**TASK BRIEF**:
Whenever "Статистика" occurs in a line of the material, list that line.

**MATERIAL SHOWN**:
-=-=-=-=-
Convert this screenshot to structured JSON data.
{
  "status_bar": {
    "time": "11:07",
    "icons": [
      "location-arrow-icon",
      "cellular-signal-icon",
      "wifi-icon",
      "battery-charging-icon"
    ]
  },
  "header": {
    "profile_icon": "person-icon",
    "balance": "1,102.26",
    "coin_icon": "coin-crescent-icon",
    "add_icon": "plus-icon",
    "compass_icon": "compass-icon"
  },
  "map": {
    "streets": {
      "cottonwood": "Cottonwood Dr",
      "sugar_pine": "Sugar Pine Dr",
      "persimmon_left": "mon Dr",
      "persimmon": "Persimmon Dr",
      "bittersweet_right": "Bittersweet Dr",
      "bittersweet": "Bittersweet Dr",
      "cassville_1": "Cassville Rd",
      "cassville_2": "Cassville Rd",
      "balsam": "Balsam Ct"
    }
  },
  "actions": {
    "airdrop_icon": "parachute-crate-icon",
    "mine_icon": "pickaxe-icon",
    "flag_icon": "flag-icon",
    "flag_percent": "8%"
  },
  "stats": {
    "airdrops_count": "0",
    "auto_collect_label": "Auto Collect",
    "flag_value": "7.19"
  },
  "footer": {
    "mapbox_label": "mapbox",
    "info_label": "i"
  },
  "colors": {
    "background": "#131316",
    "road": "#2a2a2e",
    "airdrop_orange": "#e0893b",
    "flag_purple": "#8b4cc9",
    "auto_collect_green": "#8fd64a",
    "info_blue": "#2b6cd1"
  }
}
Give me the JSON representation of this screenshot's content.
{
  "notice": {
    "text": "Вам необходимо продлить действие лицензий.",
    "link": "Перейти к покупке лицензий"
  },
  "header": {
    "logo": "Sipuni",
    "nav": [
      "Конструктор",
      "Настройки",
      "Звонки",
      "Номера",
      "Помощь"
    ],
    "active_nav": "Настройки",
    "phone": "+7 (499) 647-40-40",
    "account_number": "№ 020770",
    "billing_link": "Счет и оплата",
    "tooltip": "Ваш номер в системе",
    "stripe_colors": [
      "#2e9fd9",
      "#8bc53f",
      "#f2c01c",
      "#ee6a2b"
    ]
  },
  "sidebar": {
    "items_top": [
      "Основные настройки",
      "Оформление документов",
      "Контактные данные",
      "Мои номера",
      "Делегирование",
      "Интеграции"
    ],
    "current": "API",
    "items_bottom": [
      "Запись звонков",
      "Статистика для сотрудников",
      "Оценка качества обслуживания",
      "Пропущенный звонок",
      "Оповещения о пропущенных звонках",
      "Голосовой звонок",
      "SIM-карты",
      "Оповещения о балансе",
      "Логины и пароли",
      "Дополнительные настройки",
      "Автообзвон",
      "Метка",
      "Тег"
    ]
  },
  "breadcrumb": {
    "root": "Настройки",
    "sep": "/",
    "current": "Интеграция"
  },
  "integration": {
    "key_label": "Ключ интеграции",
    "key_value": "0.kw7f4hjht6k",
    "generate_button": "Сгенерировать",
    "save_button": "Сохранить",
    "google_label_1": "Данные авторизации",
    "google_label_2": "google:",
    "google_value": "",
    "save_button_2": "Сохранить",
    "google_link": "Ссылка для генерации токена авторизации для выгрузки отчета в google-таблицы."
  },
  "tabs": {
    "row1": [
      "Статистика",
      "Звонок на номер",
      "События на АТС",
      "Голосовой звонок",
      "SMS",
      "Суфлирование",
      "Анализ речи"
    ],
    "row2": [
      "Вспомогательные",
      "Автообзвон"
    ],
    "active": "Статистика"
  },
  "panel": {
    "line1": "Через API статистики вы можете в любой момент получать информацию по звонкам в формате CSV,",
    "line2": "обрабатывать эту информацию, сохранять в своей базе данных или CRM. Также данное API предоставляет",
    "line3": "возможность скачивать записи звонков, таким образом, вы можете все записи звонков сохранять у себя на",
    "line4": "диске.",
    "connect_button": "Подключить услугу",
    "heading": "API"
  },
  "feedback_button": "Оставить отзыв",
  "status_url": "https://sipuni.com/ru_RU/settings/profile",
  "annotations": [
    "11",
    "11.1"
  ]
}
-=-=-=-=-
**RESPONSE**:
      "Статистика для сотрудников",
      "Статистика",
    "active": "Статистика"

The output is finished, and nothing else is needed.